Nate Silver shared the early-vote tallies that went up on the board at the beginning of the evening:
But the much larger number of votes actually cast on the day of the election looked like this:
This is why Cruz nearly caught Trump in the overall vote count as the night progressed.
If you read the tree-rings, Cruz’s net 24-point gain in balloting against Trump occurred in Louisiana between the last week of February and the first week of March. That’s a dramatic swing, apparently caused by dramatic events.
One way to think about this is to imagine that a similar shift occurred in all the other Mar. 5 states as well, and think of what Saturday would have looked like if not for the recent events that caused Trump’s decline.
Another way is to think about the upcoming primary states where polling has been spotty and hypothesize a similar swing.
Will it show up again this week, on March 8, when Idaho, Hawaii, Michigan and Mississippi go to the polls? Trump leads in the few available polls (one poll shows Kasich beating him in Michigan), but that was also the case on Saturday.
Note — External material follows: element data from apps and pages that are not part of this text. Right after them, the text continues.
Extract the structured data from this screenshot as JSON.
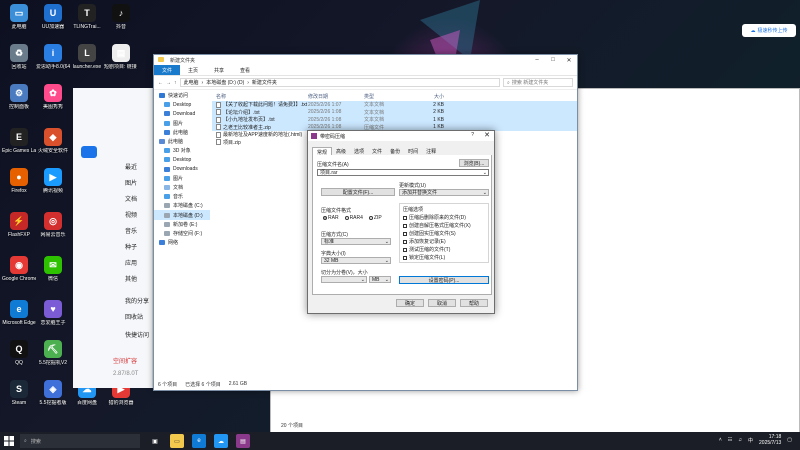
{
  "desktop": {
    "icons": [
      {
        "label": "此电脑",
        "color": "#3b8fd8",
        "glyph": "▭"
      },
      {
        "label": "UU加速器",
        "color": "#1f6fcf",
        "glyph": "U"
      },
      {
        "label": "TLINGTrai...",
        "color": "#222",
        "glyph": "T"
      },
      {
        "label": "抖音",
        "color": "#111",
        "glyph": "♪"
      },
      {
        "label": "回收站",
        "color": "#6a7b8c",
        "glyph": "♻"
      },
      {
        "label": "爱思助手8.0(64位)",
        "color": "#2a7de1",
        "glyph": "i"
      },
      {
        "label": "launcher.exe",
        "color": "#444",
        "glyph": "L"
      },
      {
        "label": "短剧项目: 链接 4",
        "color": "#eee",
        "glyph": "▤"
      },
      {
        "label": "控制面板",
        "color": "#4a7ac0",
        "glyph": "⚙"
      },
      {
        "label": "美图秀秀",
        "color": "#ff4b8b",
        "glyph": "✿"
      },
      {
        "label": "Epic Games Launcher",
        "color": "#222",
        "glyph": "E"
      },
      {
        "label": "火绒安全软件",
        "color": "#d8502c",
        "glyph": "◆"
      },
      {
        "label": "Firefox",
        "color": "#e66000",
        "glyph": "●"
      },
      {
        "label": "腾讯视频",
        "color": "#1a9bff",
        "glyph": "▶"
      },
      {
        "label": "FlashFXP",
        "color": "#c62828",
        "glyph": "⚡"
      },
      {
        "label": "网易云音乐",
        "color": "#d32f2f",
        "glyph": "◎"
      },
      {
        "label": "Google Chrome",
        "color": "#e53935",
        "glyph": "◉"
      },
      {
        "label": "微信",
        "color": "#2dc100",
        "glyph": "✉"
      },
      {
        "label": "Microsoft Edge",
        "color": "#0f7bd4",
        "glyph": "e"
      },
      {
        "label": "恋爱脑王子",
        "color": "#7b5cd6",
        "glyph": "♥"
      },
      {
        "label": "QQ",
        "color": "#111",
        "glyph": "Q"
      },
      {
        "label": "5.5挖掘机V2",
        "color": "#4caf50",
        "glyph": "⛏"
      },
      {
        "label": "Steam",
        "color": "#1b2838",
        "glyph": "S"
      },
      {
        "label": "5.5挖掘者版",
        "color": "#3f6fd8",
        "glyph": "◈"
      },
      {
        "label": "百度网盘",
        "color": "#2196f3",
        "glyph": "☁"
      },
      {
        "label": "猎豹浏览器",
        "color": "#e53935",
        "glyph": "▶"
      }
    ]
  },
  "baidu_button": {
    "label": "极速秒传上传"
  },
  "bg_app": {
    "items": [
      "最近",
      "图片",
      "文档",
      "视频",
      "音乐",
      "种子",
      "应用",
      "其他"
    ],
    "labels": {
      "upload": "上传",
      "mine": "我的分享",
      "recycle": "回收站",
      "quick": "快捷访问",
      "speed_label": "空间扩容",
      "used": "2.87/8.0T"
    }
  },
  "bg_explorer": {
    "status": "20 个项目"
  },
  "explorer": {
    "title": "新建文件夹",
    "tabs": {
      "file": "文件",
      "home": "主页",
      "share": "共享",
      "view": "查看"
    },
    "breadcrumb": [
      "此电脑",
      "本地磁盘 (D:) (D)",
      "新建文件夹"
    ],
    "search_placeholder": "搜索 新建文件夹",
    "nav": [
      {
        "label": "快速访问",
        "color": "#2f78d3",
        "sub": false,
        "sel": false
      },
      {
        "label": "Desktop",
        "color": "#4aa0e8",
        "sub": true,
        "sel": false
      },
      {
        "label": "Download",
        "color": "#3b7fd8",
        "sub": true,
        "sel": false
      },
      {
        "label": "图片",
        "color": "#4aa0e8",
        "sub": true,
        "sel": false
      },
      {
        "label": "此电脑",
        "color": "#3b7fd8",
        "sub": true,
        "sel": false
      },
      {
        "label": "此电脑",
        "color": "#5a8ad6",
        "sub": false,
        "sel": false
      },
      {
        "label": "3D 对象",
        "color": "#4aa0e8",
        "sub": true,
        "sel": false
      },
      {
        "label": "Desktop",
        "color": "#4aa0e8",
        "sub": true,
        "sel": false
      },
      {
        "label": "Downloads",
        "color": "#3b7fd8",
        "sub": true,
        "sel": false
      },
      {
        "label": "图片",
        "color": "#4aa0e8",
        "sub": true,
        "sel": false
      },
      {
        "label": "文档",
        "color": "#8ab6e6",
        "sub": true,
        "sel": false
      },
      {
        "label": "音乐",
        "color": "#4aa0e8",
        "sub": true,
        "sel": false
      },
      {
        "label": "本地磁盘 (C:)",
        "color": "#9aa6b2",
        "sub": true,
        "sel": false
      },
      {
        "label": "本地磁盘 (D:)",
        "color": "#9aa6b2",
        "sub": true,
        "sel": true
      },
      {
        "label": "新加卷 (E:)",
        "color": "#9aa6b2",
        "sub": true,
        "sel": false
      },
      {
        "label": "存储空间 (F:)",
        "color": "#9aa6b2",
        "sub": true,
        "sel": false
      },
      {
        "label": "网络",
        "color": "#3b7fd8",
        "sub": false,
        "sel": false
      }
    ],
    "columns": {
      "name": "名称",
      "date": "修改日期",
      "type": "类型",
      "size": "大小"
    },
    "files": [
      {
        "name": "【关了收起下载此问题！请免费】】.txt",
        "date": "2025/2/26 1:07",
        "type": "文本文档",
        "size": "2 KB",
        "sel": true
      },
      {
        "name": "【论坛介绍】.txt",
        "date": "2025/2/26 1:08",
        "type": "文本文档",
        "size": "2 KB",
        "sel": true
      },
      {
        "name": "【小九地址发布页】.txt",
        "date": "2025/2/26 1:08",
        "type": "文本文档",
        "size": "1 KB",
        "sel": true
      },
      {
        "name": "之老王比较准者主.zip",
        "date": "2025/2/26 1:08",
        "type": "压缩文件",
        "size": "1 KB",
        "sel": true
      },
      {
        "name": "最新地址及APP速度新的地址(.html)",
        "date": "2025/2/26 1:08",
        "type": "HTML 文件",
        "size": "",
        "sel": false
      },
      {
        "name": "项目.zip",
        "date": "",
        "type": "",
        "size": "",
        "sel": false
      }
    ],
    "status": {
      "count": "6 个项目",
      "selected": "已选择 6 个项目",
      "size": "2.61 GB"
    }
  },
  "rar": {
    "title": "带密码压缩",
    "help": "?",
    "tabs": [
      "常规",
      "高级",
      "选项",
      "文件",
      "备份",
      "时间",
      "注释"
    ],
    "archive_name_label": "压缩文件名(A)",
    "browse": "浏览(B)...",
    "archive_name": "项目.rar",
    "update_mode_label": "更新模式(U)",
    "profiles": "配置文件(F)...",
    "update_mode": "添加并替换文件",
    "format_label": "压缩文件格式",
    "formats": [
      "RAR",
      "RAR4",
      "ZIP"
    ],
    "options_label": "压缩选项",
    "options": [
      "压缩后删除原来的文件(D)",
      "创建自解压格式压缩文件(X)",
      "创建固实压缩文件(S)",
      "添加恢复记录(E)",
      "测试压缩的文件(T)",
      "锁定压缩文件(L)"
    ],
    "method_label": "压缩方式(C)",
    "method": "标准",
    "dict_label": "字典大小(I)",
    "dict": "32 MB",
    "split_label": "切分为分卷(V)，大小",
    "split_unit": "MB",
    "set_password": "设置密码(P)...",
    "ok": "确定",
    "cancel": "取消",
    "helpbtn": "帮助"
  },
  "taskbar": {
    "search": "搜索",
    "time": "17:18",
    "date": "2025/7/13"
  }
}
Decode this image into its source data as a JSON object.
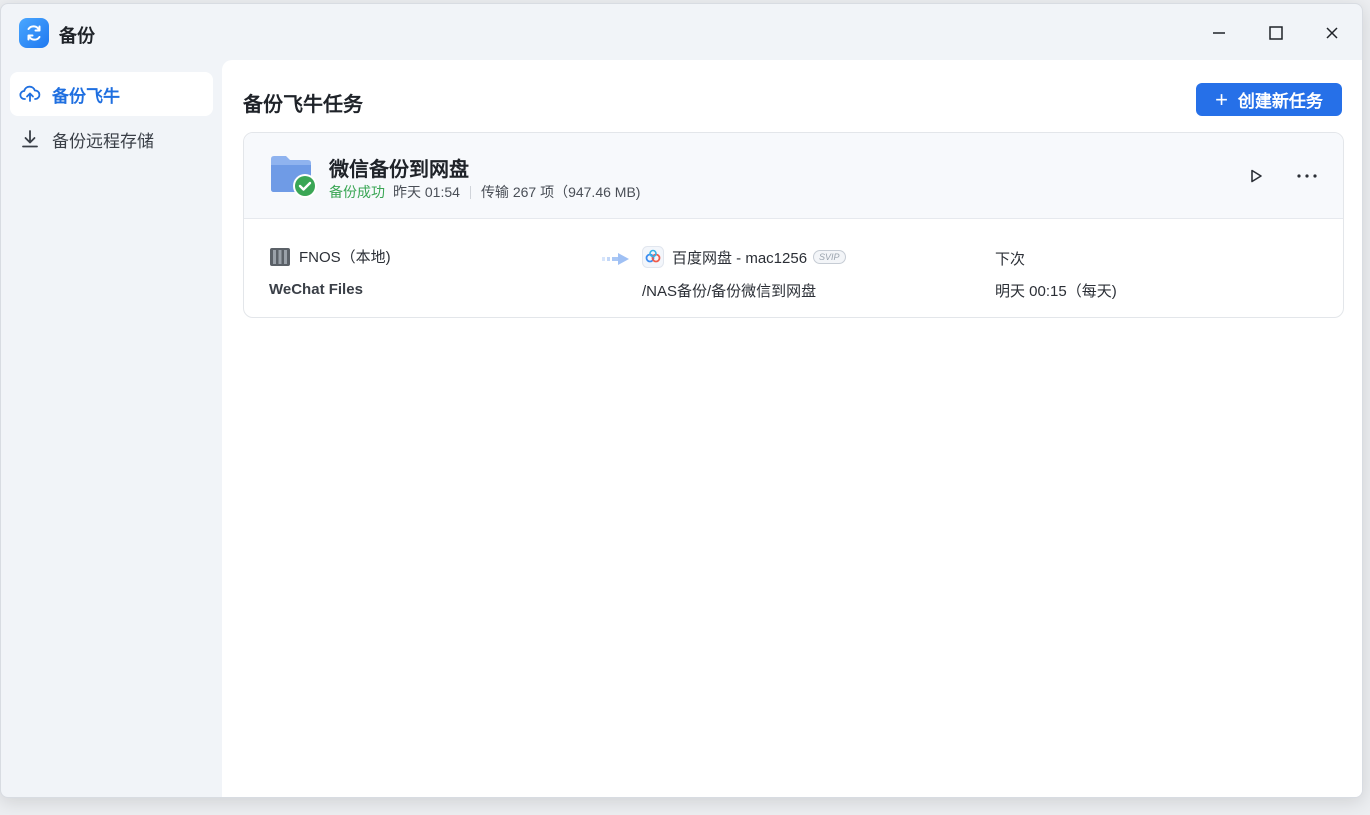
{
  "window": {
    "title": "备份",
    "minimize_icon": "minimize-icon",
    "maximize_icon": "maximize-icon",
    "close_icon": "close-icon"
  },
  "sidebar": {
    "items": [
      {
        "label": "备份飞牛",
        "icon": "cloud-upload-icon",
        "active": true
      },
      {
        "label": "备份远程存储",
        "icon": "download-icon",
        "active": false
      }
    ]
  },
  "main": {
    "title": "备份飞牛任务",
    "create_button_label": "创建新任务"
  },
  "task": {
    "name": "微信备份到网盘",
    "status": "备份成功",
    "last_time": "昨天 01:54",
    "transfer": "传输 267 项（947.46 MB)",
    "source_name": "FNOS（本地)",
    "source_path": "WeChat Files",
    "dest_name": "百度网盘 - mac1256",
    "dest_badge": "SVIP",
    "dest_path": "/NAS备份/备份微信到网盘",
    "next_label": "下次",
    "next_time": "明天 00:15（每天)"
  },
  "colors": {
    "accent": "#2670e8",
    "success": "#3aa655"
  }
}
If Trump’s support proves to be as soft as it looked on Saturday, and there’s really a national bank-run on Rubio’s candidacy, Trump’s momentum could be blunted further still. But if Super Cruzday was just a fluke, we’ll know soon enough.